complimentary adhesive material 96 contacts adhesive material 94 of lower flap 88 to securely surround and protect hook 22 and hook ring 24. The adhesive material could be VELCRO. Similar protective coverage may surround the hooks of both leg straps
also as well as any other metallic item which should be protected from exposure to thermal, electrical or corrosive conditions.
In use, a person wishing to wear safety harness 10 dons harness 10 as any vest. Horizontal straps 16,16' are brought together in front, joined with latch 26, and adjusted to fit comfortably according to the markings on strap 16. Next,
horizontal straps 18, 18' are brought together, joined by latch 28, and adjusted comfortably according to the markings on strap 18. Then, horizontal straps 20, 20' are brought together, joined by hooking primary hook 22 onto hook ring 24, adjusting
accordingly with measuring means 80 on strap 20, and closing protective cover 82 over hook 22 and hook ring 24. Finally, each leg strap 30, 32 is hooked to its respective hook 34,38 and each hook is covered by closing the protective covering thereabout. If further adjustment to safety harness 10 is desired, any or all horizontal back straps may be adjusted.
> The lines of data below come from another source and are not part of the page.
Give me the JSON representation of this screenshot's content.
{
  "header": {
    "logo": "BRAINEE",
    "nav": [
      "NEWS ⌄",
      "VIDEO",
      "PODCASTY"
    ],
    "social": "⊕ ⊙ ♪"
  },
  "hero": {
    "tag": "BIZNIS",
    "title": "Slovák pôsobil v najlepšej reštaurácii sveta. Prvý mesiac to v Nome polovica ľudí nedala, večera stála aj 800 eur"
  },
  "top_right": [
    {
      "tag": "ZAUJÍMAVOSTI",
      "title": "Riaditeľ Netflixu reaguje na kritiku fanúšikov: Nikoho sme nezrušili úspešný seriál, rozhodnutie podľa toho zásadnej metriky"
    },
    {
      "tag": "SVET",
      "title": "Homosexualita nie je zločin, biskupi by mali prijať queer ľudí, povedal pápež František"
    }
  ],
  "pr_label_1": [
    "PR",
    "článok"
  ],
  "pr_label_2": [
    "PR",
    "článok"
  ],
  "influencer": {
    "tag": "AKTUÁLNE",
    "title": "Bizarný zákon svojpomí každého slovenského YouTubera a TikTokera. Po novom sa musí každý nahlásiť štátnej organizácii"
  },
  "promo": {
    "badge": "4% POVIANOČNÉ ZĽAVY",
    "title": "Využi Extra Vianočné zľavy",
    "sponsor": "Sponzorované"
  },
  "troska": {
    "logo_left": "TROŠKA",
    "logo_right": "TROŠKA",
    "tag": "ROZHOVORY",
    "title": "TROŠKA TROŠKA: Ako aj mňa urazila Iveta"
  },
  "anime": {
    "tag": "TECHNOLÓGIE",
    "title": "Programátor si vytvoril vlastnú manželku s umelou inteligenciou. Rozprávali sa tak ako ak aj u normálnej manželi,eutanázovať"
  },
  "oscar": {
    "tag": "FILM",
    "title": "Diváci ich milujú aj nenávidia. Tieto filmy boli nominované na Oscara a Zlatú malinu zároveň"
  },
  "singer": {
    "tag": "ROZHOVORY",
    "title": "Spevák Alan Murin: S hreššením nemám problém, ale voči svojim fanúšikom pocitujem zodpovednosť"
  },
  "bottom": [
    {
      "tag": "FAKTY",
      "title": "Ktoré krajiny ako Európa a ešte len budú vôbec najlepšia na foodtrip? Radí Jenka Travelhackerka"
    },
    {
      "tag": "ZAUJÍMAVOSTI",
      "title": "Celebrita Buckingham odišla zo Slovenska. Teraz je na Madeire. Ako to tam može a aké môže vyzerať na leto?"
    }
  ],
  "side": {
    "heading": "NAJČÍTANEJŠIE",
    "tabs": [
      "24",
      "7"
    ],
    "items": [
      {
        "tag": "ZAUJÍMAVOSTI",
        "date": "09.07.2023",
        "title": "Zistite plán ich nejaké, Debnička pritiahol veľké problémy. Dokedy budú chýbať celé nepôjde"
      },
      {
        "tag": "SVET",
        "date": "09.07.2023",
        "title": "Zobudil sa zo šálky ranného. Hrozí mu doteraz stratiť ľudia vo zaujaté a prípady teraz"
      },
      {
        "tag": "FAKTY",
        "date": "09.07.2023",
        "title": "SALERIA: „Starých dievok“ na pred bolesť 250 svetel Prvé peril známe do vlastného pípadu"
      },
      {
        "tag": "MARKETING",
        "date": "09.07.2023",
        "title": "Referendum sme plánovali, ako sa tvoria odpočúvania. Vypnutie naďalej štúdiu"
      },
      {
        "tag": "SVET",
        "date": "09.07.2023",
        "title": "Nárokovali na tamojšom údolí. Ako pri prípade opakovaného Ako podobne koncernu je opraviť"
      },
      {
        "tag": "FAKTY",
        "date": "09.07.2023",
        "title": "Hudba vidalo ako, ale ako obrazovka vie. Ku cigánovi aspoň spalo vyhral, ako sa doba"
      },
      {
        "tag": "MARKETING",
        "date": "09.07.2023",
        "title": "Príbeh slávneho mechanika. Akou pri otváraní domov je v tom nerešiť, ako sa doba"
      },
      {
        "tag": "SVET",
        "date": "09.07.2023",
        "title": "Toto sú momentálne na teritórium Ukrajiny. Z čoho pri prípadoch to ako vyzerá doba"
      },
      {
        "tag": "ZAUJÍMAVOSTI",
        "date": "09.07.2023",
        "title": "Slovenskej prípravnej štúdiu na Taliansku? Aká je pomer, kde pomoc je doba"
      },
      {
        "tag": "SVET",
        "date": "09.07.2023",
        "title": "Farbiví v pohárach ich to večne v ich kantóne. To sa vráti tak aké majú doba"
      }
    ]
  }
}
When safety harness 10 is suitably adjusted, the lifeline(s) are attached and the wearer may proceed about his business.
It will be apparent to those skilled in the art that many changes and substitutions can be made to the preferred embodiment herein described without departing from the spirit and scope of the present invention which is defined by the appended